* Exercise details: Each record should be copied exactly into the answer, and no picture should go with it.

* Data records:
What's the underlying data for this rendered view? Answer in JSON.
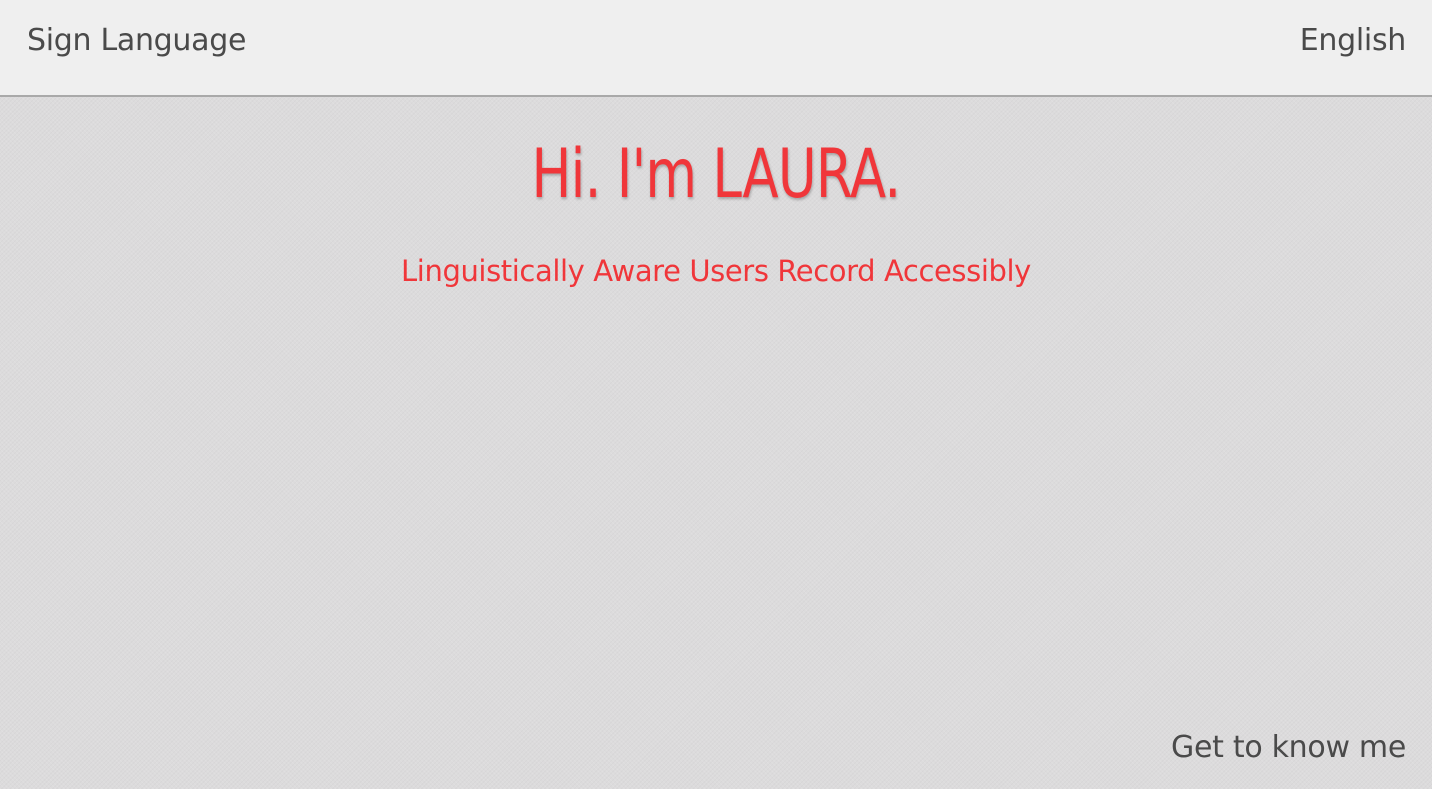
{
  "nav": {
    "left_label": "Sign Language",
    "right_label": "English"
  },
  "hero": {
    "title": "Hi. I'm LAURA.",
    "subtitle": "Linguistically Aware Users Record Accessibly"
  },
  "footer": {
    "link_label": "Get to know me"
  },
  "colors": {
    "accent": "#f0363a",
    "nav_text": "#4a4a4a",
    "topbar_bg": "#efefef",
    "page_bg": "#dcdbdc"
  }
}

* Exercise answer:
What's the underlying data for this rendered view? Answer in JSON.
{
  "nav": {
    "left_label": "Sign Language",
    "right_label": "English"
  },
  "hero": {
    "title": "Hi. I'm LAURA.",
    "subtitle": "Linguistically Aware Users Record Accessibly"
  },
  "footer": {
    "link_label": "Get to know me"
  },
  "colors": {
    "accent": "#f0363a",
    "nav_text": "#4a4a4a",
    "topbar_bg": "#efefef",
    "page_bg": "#dcdbdc"
  }
}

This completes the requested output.